#### WHAT THE TASK ASKS
Print the listing below verbatim, passing over each picture.

^^^^^^^^

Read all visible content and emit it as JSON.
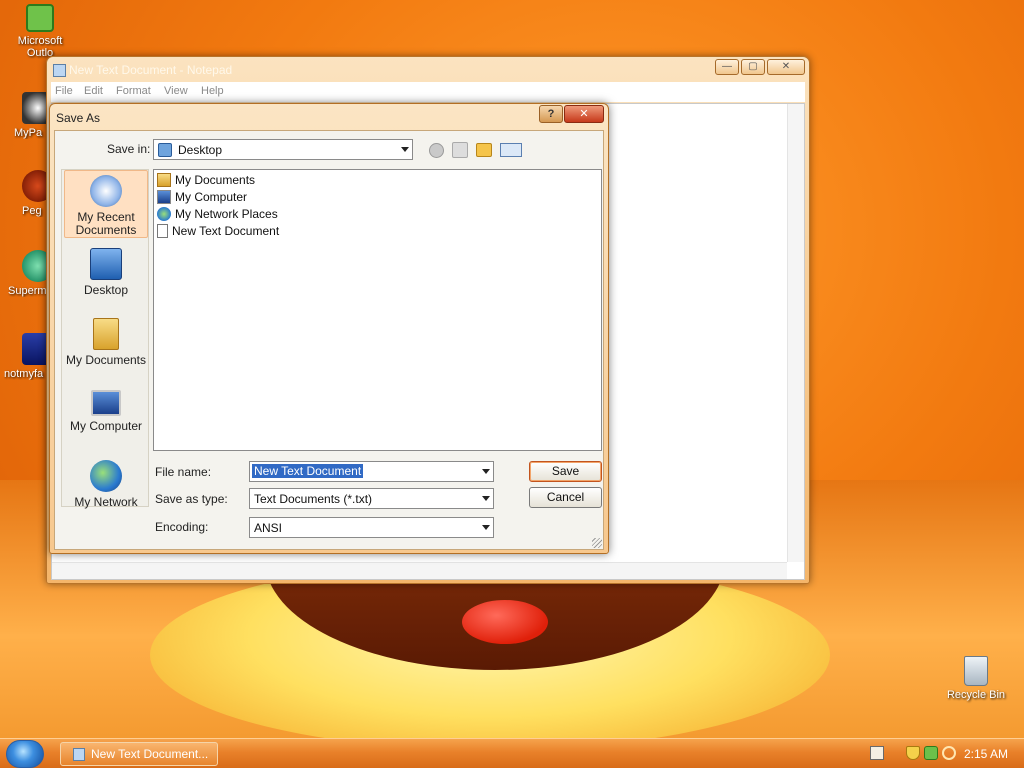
{
  "desktop": {
    "icons": [
      {
        "label": "Microsoft Outlo",
        "icon": "outlook-icon"
      },
      {
        "label": "MyPa",
        "icon": "mypa-icon"
      },
      {
        "label": "Peg",
        "icon": "peg-icon"
      },
      {
        "label": "Superm",
        "icon": "superm-icon"
      },
      {
        "label": "notmyfa",
        "icon": "notmyfa-icon"
      },
      {
        "label": "Recycle Bin",
        "icon": "recycle-bin-icon"
      }
    ]
  },
  "notepad": {
    "title": "New Text Document - Notepad",
    "menu": [
      "File",
      "Edit",
      "Format",
      "View",
      "Help"
    ],
    "controls": {
      "minimize": "—",
      "maximize": "▢",
      "close": "✕"
    }
  },
  "dialog": {
    "title": "Save As",
    "help_label": "?",
    "close_label": "✕",
    "save_in_label": "Save in:",
    "save_in_value": "Desktop",
    "places": [
      {
        "label": "My Recent Documents",
        "icon": "recent-documents-icon",
        "selected": true
      },
      {
        "label": "Desktop",
        "icon": "desktop-icon",
        "selected": false
      },
      {
        "label": "My Documents",
        "icon": "my-documents-folder-icon",
        "selected": false
      },
      {
        "label": "My Computer",
        "icon": "my-computer-icon",
        "selected": false
      },
      {
        "label": "My Network",
        "icon": "my-network-icon",
        "selected": false
      }
    ],
    "files": [
      {
        "label": "My Documents",
        "icon": "folder-icon"
      },
      {
        "label": "My Computer",
        "icon": "computer-icon"
      },
      {
        "label": "My Network Places",
        "icon": "network-places-icon"
      },
      {
        "label": "New Text Document",
        "icon": "text-document-icon"
      }
    ],
    "file_name_label": "File name:",
    "file_name_value": "New Text Document",
    "save_as_type_label": "Save as type:",
    "save_as_type_value": "Text Documents (*.txt)",
    "encoding_label": "Encoding:",
    "encoding_value": "ANSI",
    "save_button": "Save",
    "cancel_button": "Cancel"
  },
  "taskbar": {
    "task_label": "New Text Document...",
    "clock": "2:15 AM"
  },
  "colors": {
    "accent": "#e9812a",
    "selection": "#316ac5"
  }
}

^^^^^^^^

#### PROBLEM SOLUTION
Read all visible content and emit it as JSON.
{
  "desktop": {
    "icons": [
      {
        "label": "Microsoft Outlo",
        "icon": "outlook-icon"
      },
      {
        "label": "MyPa",
        "icon": "mypa-icon"
      },
      {
        "label": "Peg",
        "icon": "peg-icon"
      },
      {
        "label": "Superm",
        "icon": "superm-icon"
      },
      {
        "label": "notmyfa",
        "icon": "notmyfa-icon"
      },
      {
        "label": "Recycle Bin",
        "icon": "recycle-bin-icon"
      }
    ]
  },
  "notepad": {
    "title": "New Text Document - Notepad",
    "menu": [
      "File",
      "Edit",
      "Format",
      "View",
      "Help"
    ],
    "controls": {
      "minimize": "—",
      "maximize": "▢",
      "close": "✕"
    }
  },
  "dialog": {
    "title": "Save As",
    "help_label": "?",
    "close_label": "✕",
    "save_in_label": "Save in:",
    "save_in_value": "Desktop",
    "places": [
      {
        "label": "My Recent Documents",
        "icon": "recent-documents-icon",
        "selected": true
      },
      {
        "label": "Desktop",
        "icon": "desktop-icon",
        "selected": false
      },
      {
        "label": "My Documents",
        "icon": "my-documents-folder-icon",
        "selected": false
      },
      {
        "label": "My Computer",
        "icon": "my-computer-icon",
        "selected": false
      },
      {
        "label": "My Network",
        "icon": "my-network-icon",
        "selected": false
      }
    ],
    "files": [
      {
        "label": "My Documents",
        "icon": "folder-icon"
      },
      {
        "label": "My Computer",
        "icon": "computer-icon"
      },
      {
        "label": "My Network Places",
        "icon": "network-places-icon"
      },
      {
        "label": "New Text Document",
        "icon": "text-document-icon"
      }
    ],
    "file_name_label": "File name:",
    "file_name_value": "New Text Document",
    "save_as_type_label": "Save as type:",
    "save_as_type_value": "Text Documents (*.txt)",
    "encoding_label": "Encoding:",
    "encoding_value": "ANSI",
    "save_button": "Save",
    "cancel_button": "Cancel"
  },
  "taskbar": {
    "task_label": "New Text Document...",
    "clock": "2:15 AM"
  },
  "colors": {
    "accent": "#e9812a",
    "selection": "#316ac5"
  }
}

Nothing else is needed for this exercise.